## ASSIGNMENT
Copy out all lines in the data below containing the string "Apply".

Entries from a dataset of interfaces:
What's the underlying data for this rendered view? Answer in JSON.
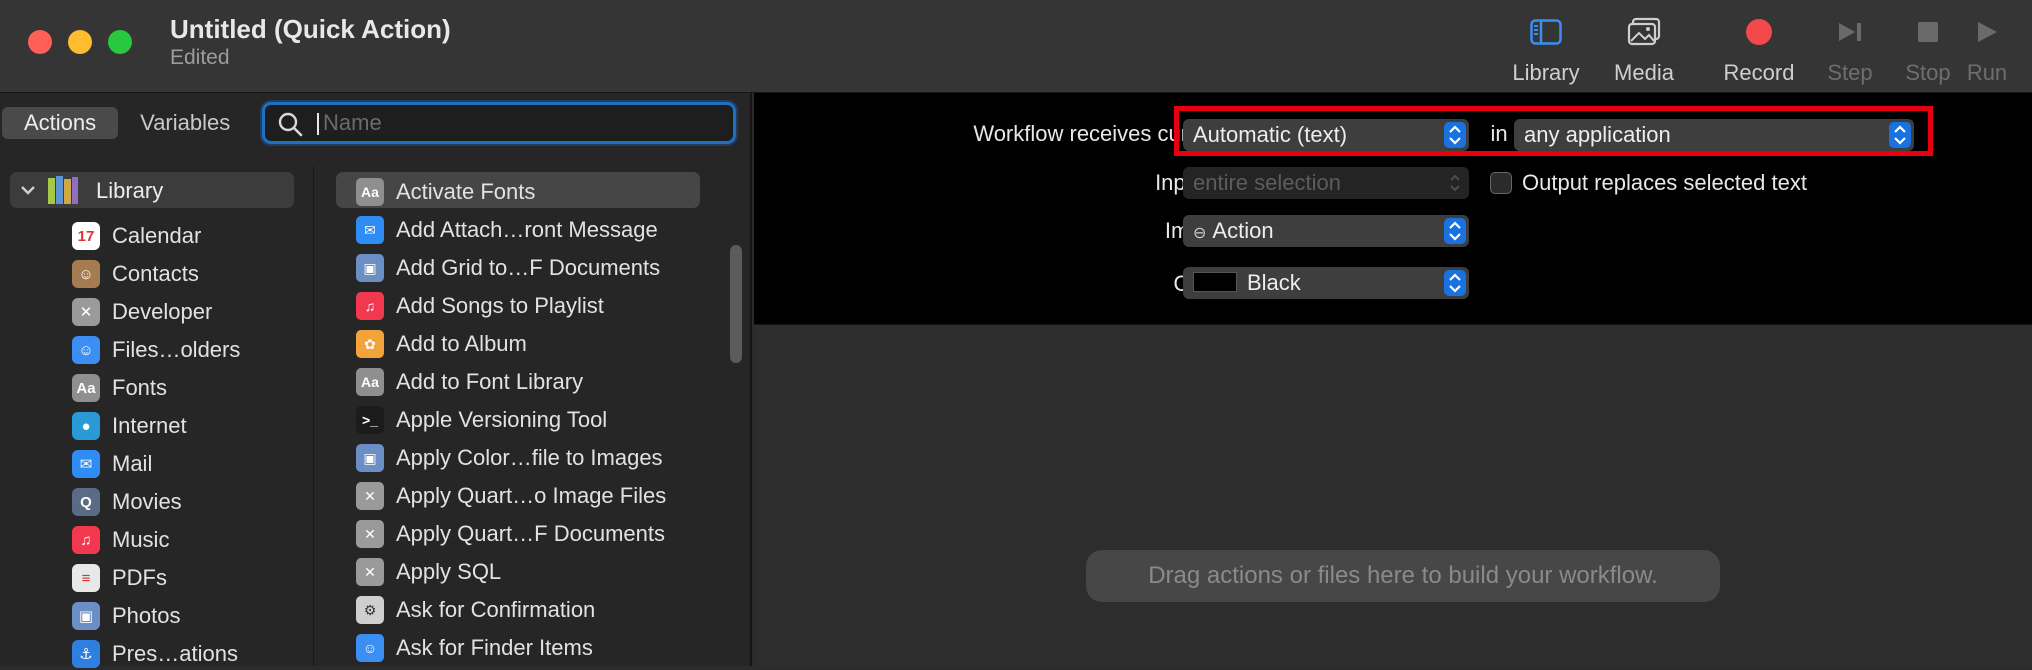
{
  "window": {
    "title": "Untitled (Quick Action)",
    "subtitle": "Edited"
  },
  "toolbar": [
    {
      "label": "Library",
      "icon": "sidebar-icon",
      "enabled": true
    },
    {
      "label": "Media",
      "icon": "photos-icon",
      "enabled": true
    },
    {
      "label": "Record",
      "icon": "record-icon",
      "enabled": true
    },
    {
      "label": "Step",
      "icon": "step-icon",
      "enabled": false
    },
    {
      "label": "Stop",
      "icon": "stop-icon",
      "enabled": false
    },
    {
      "label": "Run",
      "icon": "run-icon",
      "enabled": false
    }
  ],
  "left": {
    "tabs": [
      "Actions",
      "Variables"
    ],
    "active_tab": "Actions",
    "search_placeholder": "Name",
    "search_value": "",
    "library_label": "Library",
    "categories": [
      {
        "label": "Calendar",
        "icon": "calendar-icon",
        "color": "#ffffff"
      },
      {
        "label": "Contacts",
        "icon": "contacts-icon",
        "color": "#a57c4f"
      },
      {
        "label": "Developer",
        "icon": "tools-icon",
        "color": "#9a9a9a"
      },
      {
        "label": "Files…olders",
        "icon": "finder-icon",
        "color": "#3b8ff2"
      },
      {
        "label": "Fonts",
        "icon": "fonts-icon",
        "color": "#8f8f8f"
      },
      {
        "label": "Internet",
        "icon": "globe-icon",
        "color": "#2a9ad6"
      },
      {
        "label": "Mail",
        "icon": "mail-icon",
        "color": "#2f8cf5"
      },
      {
        "label": "Movies",
        "icon": "quicktime-icon",
        "color": "#5a6b86"
      },
      {
        "label": "Music",
        "icon": "music-icon",
        "color": "#f2384e"
      },
      {
        "label": "PDFs",
        "icon": "pdf-icon",
        "color": "#e8e8e8"
      },
      {
        "label": "Photos",
        "icon": "preview-icon",
        "color": "#6b8fc4"
      },
      {
        "label": "Pres…ations",
        "icon": "keynote-icon",
        "color": "#2f7fe0"
      }
    ],
    "actions": [
      {
        "label": "Activate Fonts",
        "icon": "fonts-icon",
        "color": "#8f8f8f"
      },
      {
        "label": "Add Attach…ront Message",
        "icon": "mail-icon",
        "color": "#2f8cf5"
      },
      {
        "label": "Add Grid to…F Documents",
        "icon": "preview-icon",
        "color": "#6b8fc4"
      },
      {
        "label": "Add Songs to Playlist",
        "icon": "music-icon",
        "color": "#f2384e"
      },
      {
        "label": "Add to Album",
        "icon": "photos-app-icon",
        "color": "#f2a43a"
      },
      {
        "label": "Add to Font Library",
        "icon": "fonts-icon",
        "color": "#8f8f8f"
      },
      {
        "label": "Apple Versioning Tool",
        "icon": "terminal-icon",
        "color": "#1b1b1b"
      },
      {
        "label": "Apply Color…file to Images",
        "icon": "preview-icon",
        "color": "#6b8fc4"
      },
      {
        "label": "Apply Quart…o Image Files",
        "icon": "tools-icon",
        "color": "#9a9a9a"
      },
      {
        "label": "Apply Quart…F Documents",
        "icon": "tools-icon",
        "color": "#9a9a9a"
      },
      {
        "label": "Apply SQL",
        "icon": "tools-icon",
        "color": "#9a9a9a"
      },
      {
        "label": "Ask for Confirmation",
        "icon": "automator-icon",
        "color": "#cfcfcf"
      },
      {
        "label": "Ask for Finder Items",
        "icon": "finder-icon",
        "color": "#3b8ff2"
      }
    ]
  },
  "workflow": {
    "receives_label": "Workflow receives current",
    "receives_value": "Automatic (text)",
    "in_label": "in",
    "app_value": "any application",
    "input_label": "Input is",
    "input_value": "entire selection",
    "output_label": "Output replaces selected text",
    "output_checked": false,
    "image_label": "Image",
    "image_value": "Action",
    "color_label": "Color",
    "color_value": "Black",
    "hint": "Drag actions or files here to build your workflow."
  },
  "colors": {
    "accent": "#1a72e0",
    "highlight": "#e8000f"
  }
}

## SOLVED PROBLEM
        "label": "Apply Color…file to Images",
        "label": "Apply Quart…o Image Files",
        "label": "Apply Quart…F Documents",
        "label": "Apply SQL",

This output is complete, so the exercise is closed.